== Given information

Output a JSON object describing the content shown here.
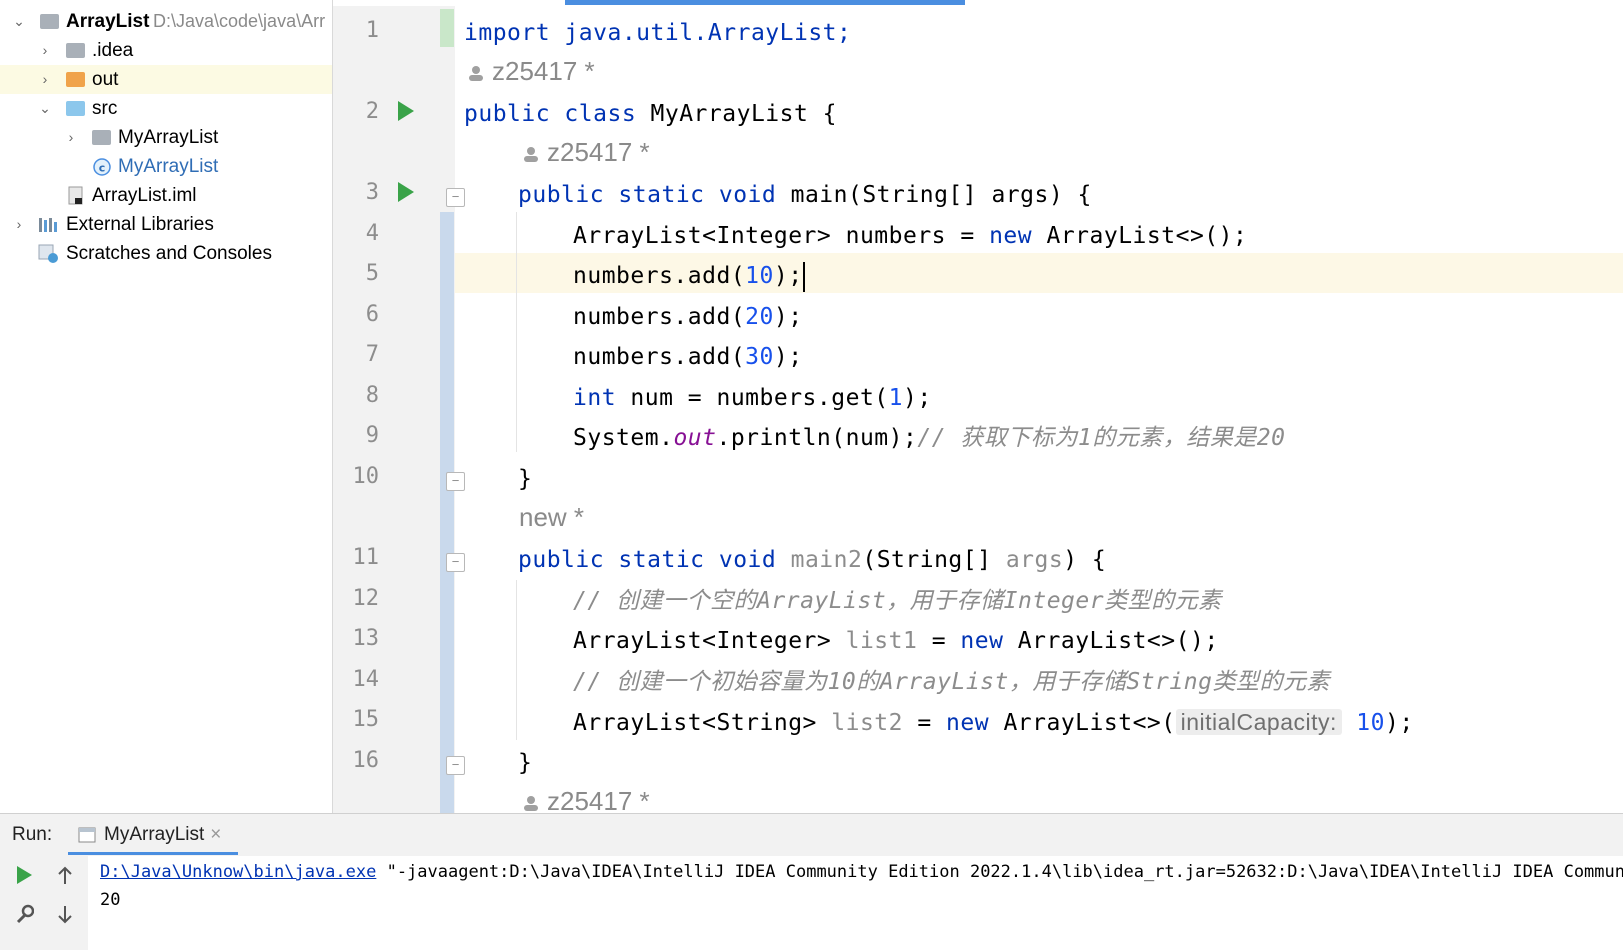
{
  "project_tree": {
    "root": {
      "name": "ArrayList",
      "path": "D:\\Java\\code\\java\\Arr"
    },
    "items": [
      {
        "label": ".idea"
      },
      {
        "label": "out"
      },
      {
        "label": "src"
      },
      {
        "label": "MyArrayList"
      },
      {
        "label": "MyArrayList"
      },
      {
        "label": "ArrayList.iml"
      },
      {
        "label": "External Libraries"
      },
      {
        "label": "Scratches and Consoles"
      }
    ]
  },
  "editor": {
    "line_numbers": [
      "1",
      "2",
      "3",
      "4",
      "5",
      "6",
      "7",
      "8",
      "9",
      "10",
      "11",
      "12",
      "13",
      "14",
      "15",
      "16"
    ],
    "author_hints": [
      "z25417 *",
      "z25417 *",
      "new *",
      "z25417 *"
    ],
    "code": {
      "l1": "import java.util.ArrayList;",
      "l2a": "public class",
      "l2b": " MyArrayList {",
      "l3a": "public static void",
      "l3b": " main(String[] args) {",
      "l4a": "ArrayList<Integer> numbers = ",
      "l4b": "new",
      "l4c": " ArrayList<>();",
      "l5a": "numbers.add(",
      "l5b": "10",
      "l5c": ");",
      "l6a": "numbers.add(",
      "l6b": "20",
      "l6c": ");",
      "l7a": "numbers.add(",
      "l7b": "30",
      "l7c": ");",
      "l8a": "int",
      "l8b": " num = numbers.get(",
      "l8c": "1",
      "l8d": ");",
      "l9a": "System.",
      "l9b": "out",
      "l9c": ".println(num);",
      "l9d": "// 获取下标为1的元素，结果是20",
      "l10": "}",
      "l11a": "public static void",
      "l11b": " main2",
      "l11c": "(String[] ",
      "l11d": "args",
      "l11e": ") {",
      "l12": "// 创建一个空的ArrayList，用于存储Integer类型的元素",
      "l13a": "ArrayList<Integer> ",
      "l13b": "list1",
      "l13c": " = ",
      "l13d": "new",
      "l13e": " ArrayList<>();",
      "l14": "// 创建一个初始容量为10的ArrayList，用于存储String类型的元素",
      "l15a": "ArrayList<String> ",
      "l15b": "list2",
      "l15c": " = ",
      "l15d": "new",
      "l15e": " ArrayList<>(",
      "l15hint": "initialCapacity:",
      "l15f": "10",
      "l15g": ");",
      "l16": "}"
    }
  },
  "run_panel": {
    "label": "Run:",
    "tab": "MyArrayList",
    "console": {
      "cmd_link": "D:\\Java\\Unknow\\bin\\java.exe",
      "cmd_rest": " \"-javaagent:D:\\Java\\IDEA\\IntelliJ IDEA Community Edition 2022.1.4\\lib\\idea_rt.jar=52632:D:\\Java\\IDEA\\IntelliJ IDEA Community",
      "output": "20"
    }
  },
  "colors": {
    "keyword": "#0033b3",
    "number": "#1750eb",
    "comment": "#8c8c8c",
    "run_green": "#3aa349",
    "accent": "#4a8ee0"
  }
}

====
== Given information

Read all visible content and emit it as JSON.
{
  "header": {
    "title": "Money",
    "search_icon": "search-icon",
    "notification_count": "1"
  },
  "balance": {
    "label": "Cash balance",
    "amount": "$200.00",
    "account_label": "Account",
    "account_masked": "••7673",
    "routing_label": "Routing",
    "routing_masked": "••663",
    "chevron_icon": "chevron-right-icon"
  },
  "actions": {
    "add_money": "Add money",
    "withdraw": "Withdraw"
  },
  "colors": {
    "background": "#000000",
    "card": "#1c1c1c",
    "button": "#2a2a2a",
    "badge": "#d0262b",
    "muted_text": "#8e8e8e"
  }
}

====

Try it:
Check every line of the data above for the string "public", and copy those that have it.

Task response:
      "l2a": "public class",
      "l3a": "public static void",
      "l11a": "public static void",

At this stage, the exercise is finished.